Continue reading

Making Concrete From Coal Ash

By Anthony Watts – Re-Blogged From WUWT

WSU researchers use coal waste to create sustainable concrete

New coal concrete reduces energy demand, greenhouse emissions

PULLMAN, Wash. – Washington State University researchers have created a sustainable alternative to traditional concrete using coal fly ash, a waste product of coal-based electricity generation.

Continue reading

Weekly Climate and Energy News Roundup #321

Brought to You by www.SEPP.org The Science and Environmental Policy Project

By Ken Haapala, President

Sea Level Hockey-Sticks? Last week’s TWTW discussed the lawsuit by Rhode Island against oil companies, and the claims that dire increases in sea level rise will occur this century. These claims are like those made by Oakland, San Francisco, and New York City. To establish any observational basis for these claims, this week’s TWTW will further explore their sources.
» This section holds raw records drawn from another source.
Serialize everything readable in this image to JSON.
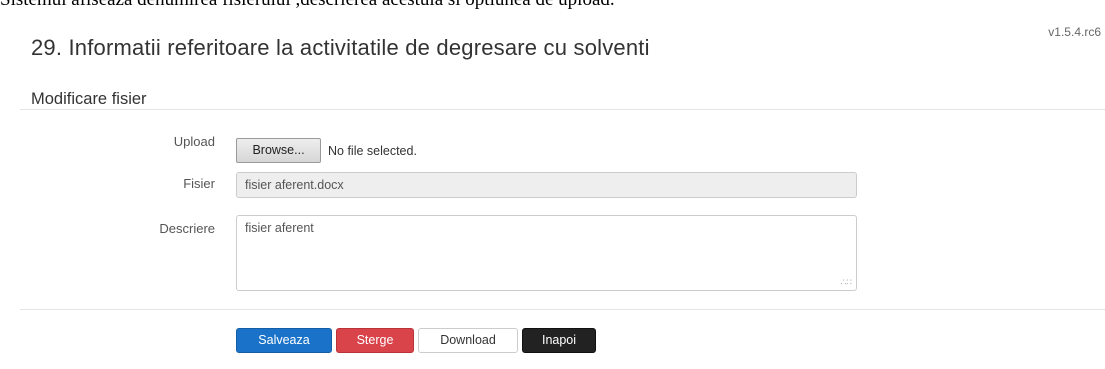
{
  "caption": "Sistemul afiseaza denumirea fisierului ,descrierea acestuia si optiunea de upload.",
  "version": "v1.5.4.rc6",
  "page_title": "29. Informatii referitoare la activitatile de degresare cu solventi",
  "section_title": "Modificare fisier",
  "form": {
    "upload_label": "Upload",
    "browse_label": "Browse...",
    "file_status": "No file selected.",
    "fisier_label": "Fisier",
    "fisier_value": "fisier aferent.docx",
    "descriere_label": "Descriere",
    "descriere_value": "fisier aferent"
  },
  "actions": {
    "save_label": "Salveaza",
    "delete_label": "Sterge",
    "download_label": "Download",
    "back_label": "Inapoi"
  },
  "colors": {
    "primary": "#1a73c8",
    "danger": "#d9434a",
    "dark": "#222222"
  }
}
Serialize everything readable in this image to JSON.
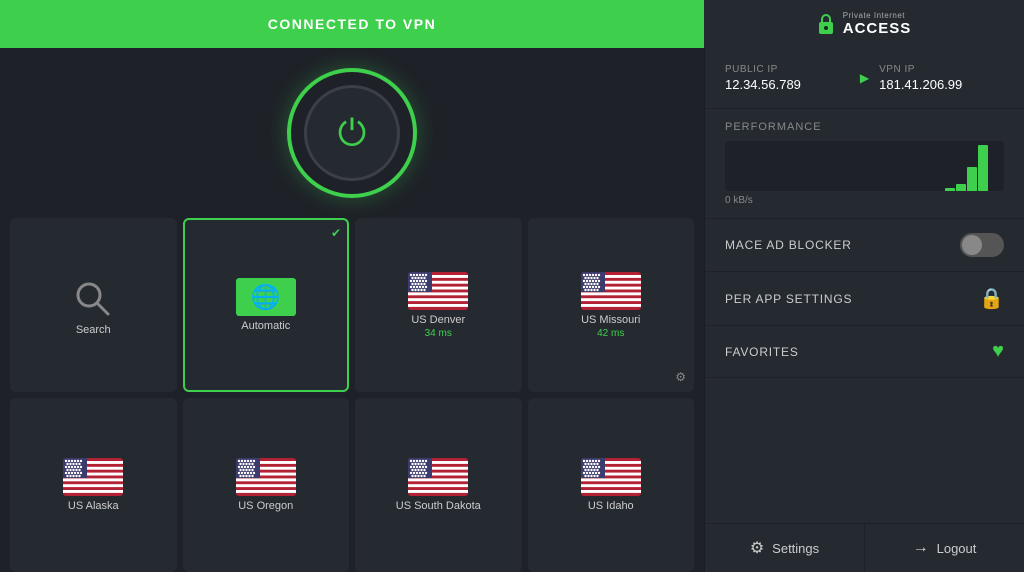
{
  "topBar": {
    "connected_label": "CONNECTED TO VPN",
    "logo_name": "Private Internet",
    "logo_brand": "ACCESS",
    "logo_sub": "Private Internet"
  },
  "ipInfo": {
    "public_label": "Public IP",
    "vpn_label": "VPN IP",
    "public_ip": "12.34.56.789",
    "vpn_ip": "181.41.206.99"
  },
  "performance": {
    "section_title": "PERFORMANCE",
    "speed": "0 kB/s",
    "bars": [
      0,
      0,
      0,
      0,
      0,
      0,
      0,
      0,
      0,
      0,
      0,
      0,
      0,
      0,
      0,
      0,
      0,
      0,
      0,
      0,
      2,
      5,
      18,
      35
    ]
  },
  "maceAdBlocker": {
    "label": "MACE AD BLOCKER"
  },
  "perAppSettings": {
    "label": "PER APP SETTINGS"
  },
  "favorites": {
    "label": "FAVORITES"
  },
  "bottomActions": {
    "settings_label": "Settings",
    "logout_label": "Logout"
  },
  "servers": [
    {
      "id": "search",
      "type": "search",
      "name": "Search",
      "ms": null
    },
    {
      "id": "automatic",
      "type": "auto",
      "name": "Automatic",
      "ms": null,
      "selected": true
    },
    {
      "id": "us-denver",
      "type": "flag",
      "name": "US Denver",
      "ms": "34 ms"
    },
    {
      "id": "us-missouri",
      "type": "flag",
      "name": "US Missouri",
      "ms": "42 ms",
      "hasSettings": true
    },
    {
      "id": "us-alaska",
      "type": "flag",
      "name": "US Alaska",
      "ms": null
    },
    {
      "id": "us-oregon",
      "type": "flag",
      "name": "US Oregon",
      "ms": null
    },
    {
      "id": "us-south-dakota",
      "type": "flag",
      "name": "US South Dakota",
      "ms": null
    },
    {
      "id": "us-idaho",
      "type": "flag",
      "name": "US Idaho",
      "ms": null
    }
  ]
}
The technical report, “The State of Narraganset Bay and Its Watershed. 2017,” is instructive. Figure 1 (p. 75) and Figure 2 (p. 76) show the decades-long sea level trends in Newport and Providence, RI, of 2.78 +/- 0.16 mm per year (1.1 inches per decade) and 2.25 +/- 0.25 mm per year (0.9 inches per decade), respectively, from the established NOAA publication “Tides and Currents.” Then, Figure 3 (p. 78) shows NOAA projections of a rise of up to 11 feet by the end of the century (extreme case)! How did a rise of 10 inches per century, with an error of about 10%, turn in to rise of 11 feet by the end of the century (280 mm per century to 3352 mm per century)? This increase in rate of rise of more than 10 times that being measured.

Continue reading